*** Opening Extracted data ***
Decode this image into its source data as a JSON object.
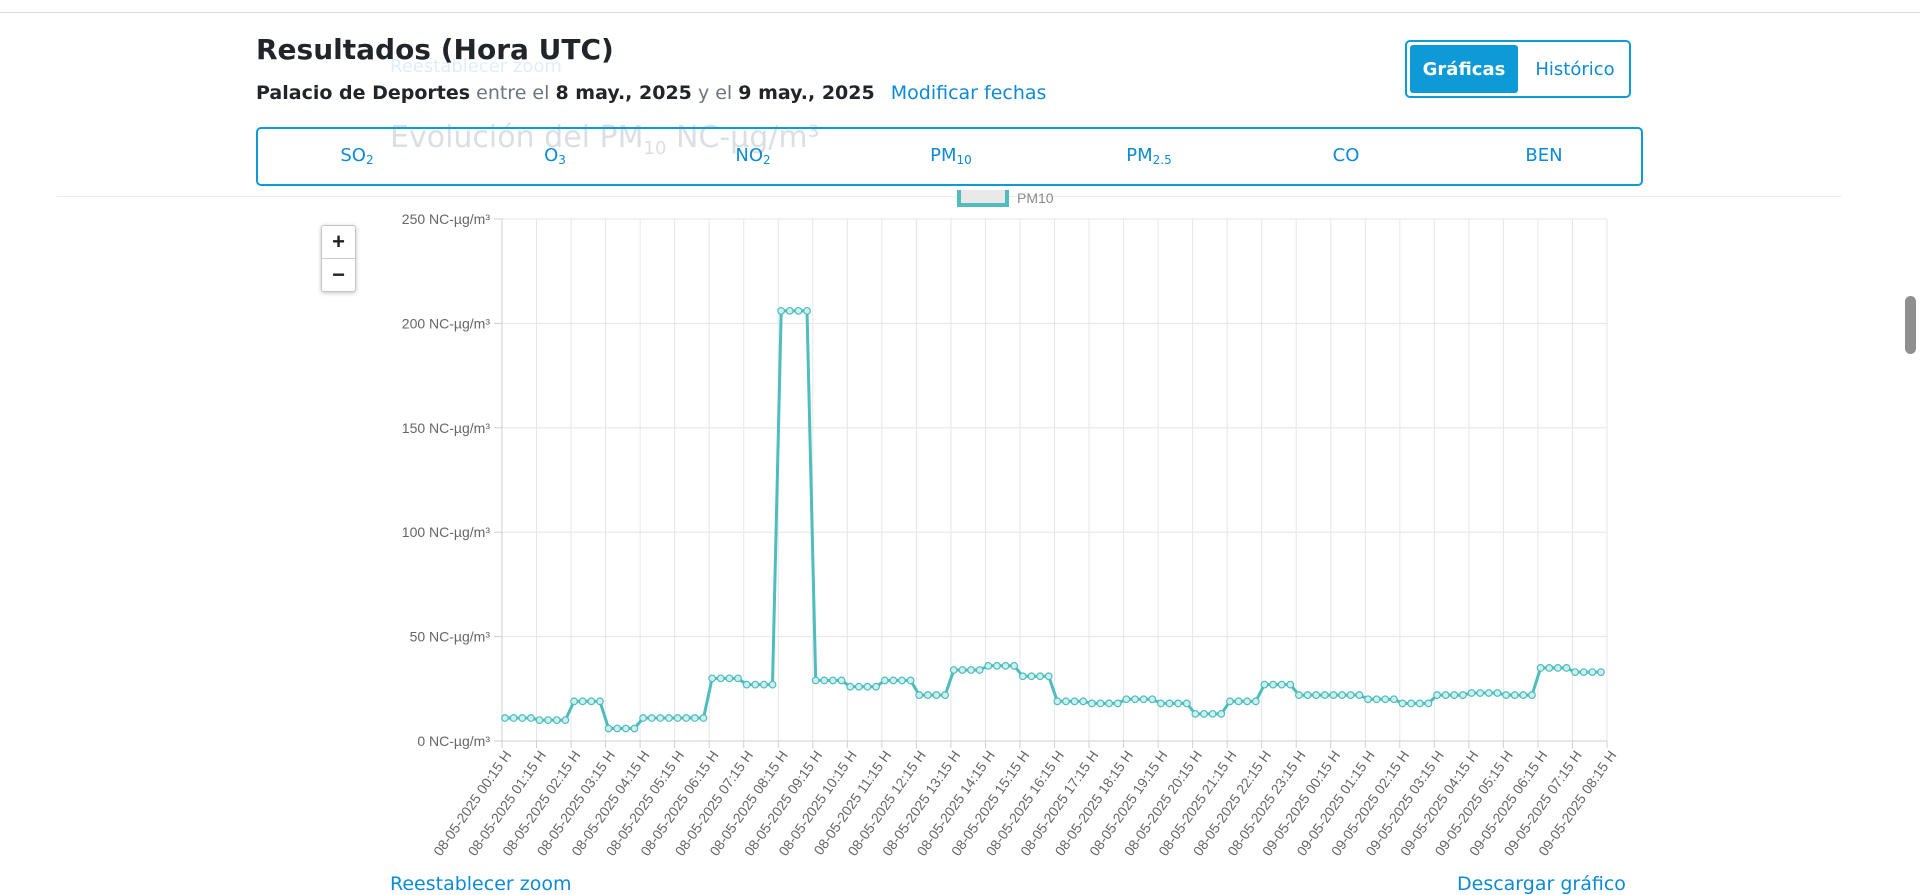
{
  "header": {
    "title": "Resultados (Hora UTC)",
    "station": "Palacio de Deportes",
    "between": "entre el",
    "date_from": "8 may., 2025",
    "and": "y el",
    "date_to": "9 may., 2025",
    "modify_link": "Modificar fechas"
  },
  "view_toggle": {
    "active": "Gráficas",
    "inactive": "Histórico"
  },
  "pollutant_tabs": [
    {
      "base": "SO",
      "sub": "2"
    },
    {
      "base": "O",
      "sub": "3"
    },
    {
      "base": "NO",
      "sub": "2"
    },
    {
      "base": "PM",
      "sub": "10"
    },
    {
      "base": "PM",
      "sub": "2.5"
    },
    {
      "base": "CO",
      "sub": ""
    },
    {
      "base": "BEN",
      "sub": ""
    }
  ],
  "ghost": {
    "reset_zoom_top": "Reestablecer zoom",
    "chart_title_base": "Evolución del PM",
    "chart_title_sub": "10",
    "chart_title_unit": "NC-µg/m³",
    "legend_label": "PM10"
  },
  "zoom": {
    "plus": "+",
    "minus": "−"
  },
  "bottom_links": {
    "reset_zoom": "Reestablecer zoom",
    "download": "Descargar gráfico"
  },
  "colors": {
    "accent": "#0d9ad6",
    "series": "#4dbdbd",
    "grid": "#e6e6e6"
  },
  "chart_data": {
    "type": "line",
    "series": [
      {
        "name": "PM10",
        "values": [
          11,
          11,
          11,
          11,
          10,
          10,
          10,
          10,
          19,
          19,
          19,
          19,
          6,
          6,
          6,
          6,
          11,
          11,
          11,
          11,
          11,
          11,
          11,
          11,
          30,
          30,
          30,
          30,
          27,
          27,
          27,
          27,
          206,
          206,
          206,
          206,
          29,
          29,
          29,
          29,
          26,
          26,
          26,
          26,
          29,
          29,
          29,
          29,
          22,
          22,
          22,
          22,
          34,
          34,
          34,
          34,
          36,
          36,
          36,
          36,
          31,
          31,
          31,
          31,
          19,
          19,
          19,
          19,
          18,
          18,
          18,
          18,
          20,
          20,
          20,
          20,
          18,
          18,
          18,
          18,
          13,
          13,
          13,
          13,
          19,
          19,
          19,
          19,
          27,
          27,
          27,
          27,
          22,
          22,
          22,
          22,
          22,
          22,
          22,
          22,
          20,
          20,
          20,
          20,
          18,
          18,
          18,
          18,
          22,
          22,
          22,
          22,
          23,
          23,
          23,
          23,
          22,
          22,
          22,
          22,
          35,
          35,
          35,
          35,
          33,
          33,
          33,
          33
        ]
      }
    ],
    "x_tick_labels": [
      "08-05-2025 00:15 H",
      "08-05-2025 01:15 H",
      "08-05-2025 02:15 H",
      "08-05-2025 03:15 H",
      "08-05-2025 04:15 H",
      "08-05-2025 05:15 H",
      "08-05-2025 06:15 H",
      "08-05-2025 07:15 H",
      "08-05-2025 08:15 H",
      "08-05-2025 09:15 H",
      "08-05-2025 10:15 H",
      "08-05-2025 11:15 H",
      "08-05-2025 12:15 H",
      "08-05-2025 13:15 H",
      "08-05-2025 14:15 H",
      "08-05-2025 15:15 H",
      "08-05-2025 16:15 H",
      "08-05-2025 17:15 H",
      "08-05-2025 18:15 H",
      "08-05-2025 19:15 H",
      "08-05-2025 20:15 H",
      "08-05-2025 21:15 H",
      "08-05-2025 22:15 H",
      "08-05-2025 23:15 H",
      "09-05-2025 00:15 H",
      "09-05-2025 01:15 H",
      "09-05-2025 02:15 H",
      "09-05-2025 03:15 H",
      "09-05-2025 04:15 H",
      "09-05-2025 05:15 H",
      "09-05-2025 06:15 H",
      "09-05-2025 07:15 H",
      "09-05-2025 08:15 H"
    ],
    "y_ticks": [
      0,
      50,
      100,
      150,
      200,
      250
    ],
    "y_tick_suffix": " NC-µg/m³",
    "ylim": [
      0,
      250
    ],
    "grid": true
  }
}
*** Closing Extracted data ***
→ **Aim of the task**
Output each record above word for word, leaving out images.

→ **Answer**
Decode this image into its source data as a JSON object.
{
  "header": {
    "title": "Resultados (Hora UTC)",
    "station": "Palacio de Deportes",
    "between": "entre el",
    "date_from": "8 may., 2025",
    "and": "y el",
    "date_to": "9 may., 2025",
    "modify_link": "Modificar fechas"
  },
  "view_toggle": {
    "active": "Gráficas",
    "inactive": "Histórico"
  },
  "pollutant_tabs": [
    {
      "base": "SO",
      "sub": "2"
    },
    {
      "base": "O",
      "sub": "3"
    },
    {
      "base": "NO",
      "sub": "2"
    },
    {
      "base": "PM",
      "sub": "10"
    },
    {
      "base": "PM",
      "sub": "2.5"
    },
    {
      "base": "CO",
      "sub": ""
    },
    {
      "base": "BEN",
      "sub": ""
    }
  ],
  "ghost": {
    "reset_zoom_top": "Reestablecer zoom",
    "chart_title_base": "Evolución del PM",
    "chart_title_sub": "10",
    "chart_title_unit": "NC-µg/m³",
    "legend_label": "PM10"
  },
  "zoom": {
    "plus": "+",
    "minus": "−"
  },
  "bottom_links": {
    "reset_zoom": "Reestablecer zoom",
    "download": "Descargar gráfico"
  },
  "colors": {
    "accent": "#0d9ad6",
    "series": "#4dbdbd",
    "grid": "#e6e6e6"
  },
  "chart_data": {
    "type": "line",
    "series": [
      {
        "name": "PM10",
        "values": [
          11,
          11,
          11,
          11,
          10,
          10,
          10,
          10,
          19,
          19,
          19,
          19,
          6,
          6,
          6,
          6,
          11,
          11,
          11,
          11,
          11,
          11,
          11,
          11,
          30,
          30,
          30,
          30,
          27,
          27,
          27,
          27,
          206,
          206,
          206,
          206,
          29,
          29,
          29,
          29,
          26,
          26,
          26,
          26,
          29,
          29,
          29,
          29,
          22,
          22,
          22,
          22,
          34,
          34,
          34,
          34,
          36,
          36,
          36,
          36,
          31,
          31,
          31,
          31,
          19,
          19,
          19,
          19,
          18,
          18,
          18,
          18,
          20,
          20,
          20,
          20,
          18,
          18,
          18,
          18,
          13,
          13,
          13,
          13,
          19,
          19,
          19,
          19,
          27,
          27,
          27,
          27,
          22,
          22,
          22,
          22,
          22,
          22,
          22,
          22,
          20,
          20,
          20,
          20,
          18,
          18,
          18,
          18,
          22,
          22,
          22,
          22,
          23,
          23,
          23,
          23,
          22,
          22,
          22,
          22,
          35,
          35,
          35,
          35,
          33,
          33,
          33,
          33
        ]
      }
    ],
    "x_tick_labels": [
      "08-05-2025 00:15 H",
      "08-05-2025 01:15 H",
      "08-05-2025 02:15 H",
      "08-05-2025 03:15 H",
      "08-05-2025 04:15 H",
      "08-05-2025 05:15 H",
      "08-05-2025 06:15 H",
      "08-05-2025 07:15 H",
      "08-05-2025 08:15 H",
      "08-05-2025 09:15 H",
      "08-05-2025 10:15 H",
      "08-05-2025 11:15 H",
      "08-05-2025 12:15 H",
      "08-05-2025 13:15 H",
      "08-05-2025 14:15 H",
      "08-05-2025 15:15 H",
      "08-05-2025 16:15 H",
      "08-05-2025 17:15 H",
      "08-05-2025 18:15 H",
      "08-05-2025 19:15 H",
      "08-05-2025 20:15 H",
      "08-05-2025 21:15 H",
      "08-05-2025 22:15 H",
      "08-05-2025 23:15 H",
      "09-05-2025 00:15 H",
      "09-05-2025 01:15 H",
      "09-05-2025 02:15 H",
      "09-05-2025 03:15 H",
      "09-05-2025 04:15 H",
      "09-05-2025 05:15 H",
      "09-05-2025 06:15 H",
      "09-05-2025 07:15 H",
      "09-05-2025 08:15 H"
    ],
    "y_ticks": [
      0,
      50,
      100,
      150,
      200,
      250
    ],
    "y_tick_suffix": " NC-µg/m³",
    "ylim": [
      0,
      250
    ],
    "grid": true
  }
}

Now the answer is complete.